I also realised his truth is not bland; it has spice and salt to it. I remember a friend of mine, petite, charming, a wonderful rock singer full of life, met him and he greeted her warmly, like an old friend, calling her “Oh Buddhi (old woman)”. She laughed it off, but I realised his insight had cut through. Here was a woman who was almost anorexic in her efforts to stay thin and I think the Dalai Lama sensed it. In a quick way, he was warning her of the old woman in her, requesting her to celebrate that also. The economy and timeliness of the comment intrigued me.
The Dalai Lama marks the best of Indian hospitality — an openness to a defeated country and a way of life with no questions asked. The monk always called India his teacher. While the comment was a simple one I think it had layers to it. He was referring to India as a civilisational home of many religions, of India as civil society, about India as nation and nation-state. Puckishly he asks or suggests that may be today the Indians do not add up. A more immediate example would explain.
Today, South Africa does not add up. A country that fought for freedom refuses to host a conference in which the Dalai Lama could be present. Can realpolitik go so far as to damage a nation’s sense of itself? In his silence, the Dalai Lama seems to suggest that the South Africa of today is not quite Africa. It has a sense of being a bit more “white” than its neighbours. It is in this same context that His Holiness, watching George W. Bush rant about the axis of evil and the dangers of Islam, observed succinctly, “George Bush brings out the Muslim in me.”
Watching the monk one realises that three possibilities, each spiritual in nature, have played themselves out in India. One is the guru, the other is the saint and the third is the monk. All are ascetics, all seek to define and exemplify the cultural and spiritual in different ways. All three go beyond the priest as ritual specialist and bureaucrat in articulating the possibilities of a message. I have a layman’s view of the three roles as forms of spiritual being, of the way in which they get constructed in folklore. The guru as teacher, as exemplar, as one to follow, is ever present in media. They have been fragments of charisma and popular culture. The guru is a teacher whether in music, dance or religion. He brings an element of craft to spirituality and spirituality to craft. The guru has become a more populist, even controversial, figure through the works of Asaram, Ramdev or even Sri Sri Ravi Shankar and Satya Sai Baba.
When one talks of saints, one thinks of Ramana Maharshi or the first Sai Baba. They lived lives of extraordinary spirituality. They are objects of worship for the way they lived their lives, for their teachings and their spirituality. Gurus are common, but saints are rare, each almost unique and singular in his own way.

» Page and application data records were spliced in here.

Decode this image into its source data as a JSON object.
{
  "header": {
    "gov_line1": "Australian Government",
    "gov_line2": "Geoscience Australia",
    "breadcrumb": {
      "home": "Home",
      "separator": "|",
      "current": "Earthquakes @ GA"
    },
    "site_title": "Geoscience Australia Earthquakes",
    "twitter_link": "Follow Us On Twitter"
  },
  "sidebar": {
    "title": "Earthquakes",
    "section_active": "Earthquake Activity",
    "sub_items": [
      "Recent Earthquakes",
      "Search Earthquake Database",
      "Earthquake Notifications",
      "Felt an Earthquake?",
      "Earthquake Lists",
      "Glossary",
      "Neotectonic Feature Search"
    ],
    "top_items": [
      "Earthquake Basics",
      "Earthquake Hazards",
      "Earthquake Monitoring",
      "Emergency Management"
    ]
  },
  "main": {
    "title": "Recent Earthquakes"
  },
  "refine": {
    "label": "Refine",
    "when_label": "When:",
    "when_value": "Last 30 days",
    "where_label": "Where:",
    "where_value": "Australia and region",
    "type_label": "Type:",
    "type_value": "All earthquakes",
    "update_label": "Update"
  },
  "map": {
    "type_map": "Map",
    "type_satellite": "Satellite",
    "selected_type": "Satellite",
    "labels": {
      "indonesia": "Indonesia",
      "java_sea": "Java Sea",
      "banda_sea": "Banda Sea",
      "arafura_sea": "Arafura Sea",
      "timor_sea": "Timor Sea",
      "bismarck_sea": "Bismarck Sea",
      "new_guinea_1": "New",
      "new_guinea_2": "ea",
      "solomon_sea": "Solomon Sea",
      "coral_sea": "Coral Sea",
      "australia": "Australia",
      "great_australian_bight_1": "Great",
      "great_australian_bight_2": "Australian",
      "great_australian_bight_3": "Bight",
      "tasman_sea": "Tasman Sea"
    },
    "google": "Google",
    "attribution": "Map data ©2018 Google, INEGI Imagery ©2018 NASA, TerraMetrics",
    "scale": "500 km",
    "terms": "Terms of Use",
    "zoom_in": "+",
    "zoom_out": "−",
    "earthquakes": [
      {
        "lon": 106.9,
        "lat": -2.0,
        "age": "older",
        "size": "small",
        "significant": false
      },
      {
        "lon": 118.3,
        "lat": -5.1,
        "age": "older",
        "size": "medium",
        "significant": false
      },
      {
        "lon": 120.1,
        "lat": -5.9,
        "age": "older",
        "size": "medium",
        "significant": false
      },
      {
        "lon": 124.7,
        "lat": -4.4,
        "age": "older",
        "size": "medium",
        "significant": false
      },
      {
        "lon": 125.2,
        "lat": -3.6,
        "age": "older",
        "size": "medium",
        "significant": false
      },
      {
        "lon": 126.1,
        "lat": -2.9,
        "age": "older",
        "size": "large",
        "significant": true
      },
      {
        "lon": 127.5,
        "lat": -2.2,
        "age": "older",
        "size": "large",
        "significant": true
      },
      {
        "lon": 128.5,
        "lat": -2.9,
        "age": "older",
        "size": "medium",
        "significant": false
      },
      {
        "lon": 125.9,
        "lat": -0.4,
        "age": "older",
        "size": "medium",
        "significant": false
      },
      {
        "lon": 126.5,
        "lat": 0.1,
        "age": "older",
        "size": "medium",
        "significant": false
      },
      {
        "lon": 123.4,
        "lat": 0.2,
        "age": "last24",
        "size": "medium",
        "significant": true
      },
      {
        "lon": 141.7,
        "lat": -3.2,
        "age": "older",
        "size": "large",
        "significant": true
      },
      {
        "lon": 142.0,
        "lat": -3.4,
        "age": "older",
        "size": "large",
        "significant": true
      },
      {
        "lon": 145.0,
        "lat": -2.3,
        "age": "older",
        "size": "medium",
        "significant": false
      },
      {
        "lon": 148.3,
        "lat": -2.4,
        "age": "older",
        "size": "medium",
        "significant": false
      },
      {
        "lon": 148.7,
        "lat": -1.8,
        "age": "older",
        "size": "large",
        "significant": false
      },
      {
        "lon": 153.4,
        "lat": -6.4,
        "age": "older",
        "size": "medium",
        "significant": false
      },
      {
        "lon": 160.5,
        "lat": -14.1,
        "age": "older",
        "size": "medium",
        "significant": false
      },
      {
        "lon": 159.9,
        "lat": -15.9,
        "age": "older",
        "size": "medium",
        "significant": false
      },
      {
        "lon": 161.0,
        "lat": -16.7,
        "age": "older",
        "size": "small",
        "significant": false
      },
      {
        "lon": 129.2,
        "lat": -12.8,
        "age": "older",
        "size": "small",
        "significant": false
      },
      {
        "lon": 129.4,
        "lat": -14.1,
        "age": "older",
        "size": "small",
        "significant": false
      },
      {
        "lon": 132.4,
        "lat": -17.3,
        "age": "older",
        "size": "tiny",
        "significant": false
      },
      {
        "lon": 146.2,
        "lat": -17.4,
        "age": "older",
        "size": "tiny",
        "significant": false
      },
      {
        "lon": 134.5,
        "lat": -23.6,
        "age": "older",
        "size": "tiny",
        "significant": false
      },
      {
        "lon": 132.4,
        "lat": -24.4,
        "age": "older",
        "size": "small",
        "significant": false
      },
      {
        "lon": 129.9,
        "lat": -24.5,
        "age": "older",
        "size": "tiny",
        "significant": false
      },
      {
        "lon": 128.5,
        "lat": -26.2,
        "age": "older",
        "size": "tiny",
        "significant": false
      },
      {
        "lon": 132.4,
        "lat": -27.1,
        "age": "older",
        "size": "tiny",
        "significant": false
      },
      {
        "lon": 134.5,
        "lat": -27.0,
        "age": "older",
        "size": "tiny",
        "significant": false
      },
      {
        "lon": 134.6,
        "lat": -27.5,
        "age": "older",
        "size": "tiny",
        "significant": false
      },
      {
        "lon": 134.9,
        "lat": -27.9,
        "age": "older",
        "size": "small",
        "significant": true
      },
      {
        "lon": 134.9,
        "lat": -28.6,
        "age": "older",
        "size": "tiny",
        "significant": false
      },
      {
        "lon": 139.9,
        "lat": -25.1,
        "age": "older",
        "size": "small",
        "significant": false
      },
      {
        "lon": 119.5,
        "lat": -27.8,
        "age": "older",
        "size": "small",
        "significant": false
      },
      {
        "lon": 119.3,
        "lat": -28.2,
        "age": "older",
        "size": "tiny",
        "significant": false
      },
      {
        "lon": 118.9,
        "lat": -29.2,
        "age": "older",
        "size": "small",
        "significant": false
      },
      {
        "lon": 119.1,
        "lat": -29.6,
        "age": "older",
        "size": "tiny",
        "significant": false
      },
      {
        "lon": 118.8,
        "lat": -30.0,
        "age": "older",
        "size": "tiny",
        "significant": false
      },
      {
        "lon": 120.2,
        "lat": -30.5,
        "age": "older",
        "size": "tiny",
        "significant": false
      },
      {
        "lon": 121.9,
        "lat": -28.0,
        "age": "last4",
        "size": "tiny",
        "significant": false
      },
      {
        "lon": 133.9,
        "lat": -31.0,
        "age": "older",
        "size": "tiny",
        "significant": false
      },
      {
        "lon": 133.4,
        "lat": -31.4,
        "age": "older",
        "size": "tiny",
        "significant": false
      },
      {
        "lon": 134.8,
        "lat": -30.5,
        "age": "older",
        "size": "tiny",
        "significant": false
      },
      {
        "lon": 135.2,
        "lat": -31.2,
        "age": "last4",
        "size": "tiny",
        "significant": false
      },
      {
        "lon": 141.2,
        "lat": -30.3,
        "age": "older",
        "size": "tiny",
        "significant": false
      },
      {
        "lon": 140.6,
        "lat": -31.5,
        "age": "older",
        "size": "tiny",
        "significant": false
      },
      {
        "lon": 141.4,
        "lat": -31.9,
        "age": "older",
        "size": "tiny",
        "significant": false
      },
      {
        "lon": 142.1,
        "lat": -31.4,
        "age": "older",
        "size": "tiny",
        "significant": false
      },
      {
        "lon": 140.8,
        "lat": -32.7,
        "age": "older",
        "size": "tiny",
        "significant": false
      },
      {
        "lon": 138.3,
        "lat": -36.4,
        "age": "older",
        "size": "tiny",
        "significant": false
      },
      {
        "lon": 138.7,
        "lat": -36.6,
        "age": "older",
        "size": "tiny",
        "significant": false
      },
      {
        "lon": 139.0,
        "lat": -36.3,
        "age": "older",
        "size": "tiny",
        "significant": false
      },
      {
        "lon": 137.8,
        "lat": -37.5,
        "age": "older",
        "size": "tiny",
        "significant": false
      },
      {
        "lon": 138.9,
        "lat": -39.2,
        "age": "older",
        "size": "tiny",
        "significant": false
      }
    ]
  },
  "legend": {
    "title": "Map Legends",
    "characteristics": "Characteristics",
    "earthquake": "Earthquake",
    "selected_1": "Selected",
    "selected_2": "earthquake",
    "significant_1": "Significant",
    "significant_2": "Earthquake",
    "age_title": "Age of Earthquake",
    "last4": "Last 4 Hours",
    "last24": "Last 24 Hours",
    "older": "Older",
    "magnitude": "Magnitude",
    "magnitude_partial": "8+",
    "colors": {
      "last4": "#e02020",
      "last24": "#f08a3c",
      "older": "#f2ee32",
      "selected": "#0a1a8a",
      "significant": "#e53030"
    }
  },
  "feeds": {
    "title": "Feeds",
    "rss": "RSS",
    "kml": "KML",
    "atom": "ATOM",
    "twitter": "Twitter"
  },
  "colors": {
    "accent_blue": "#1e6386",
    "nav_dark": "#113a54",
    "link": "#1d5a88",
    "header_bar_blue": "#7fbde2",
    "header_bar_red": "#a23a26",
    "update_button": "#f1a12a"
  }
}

The monk is more every-day creature. He is the mule of spirituality. For him spirituality is work, a regime, a rhythm, and even a routine. While the guru or saint conveys a message, a monk lives out one. He embodies the everydayness of a spiritual regimen.
Between the three they carve out the spiritual space and I feel closest to monks because they need neither miracle nor charisma. Their ritual regimen does the speaking. When I watch monks in the Ramakrishna Mission or the Buddhist monks, I feel the everydayness of religions is intact.
The Dalai Lama is a special monk, who combines religion and spirituality to articulate the wisdom of politics. As an ethical exemplar he needs to be celebrated. I am glad that the world is celebrating the genius of a man and his life.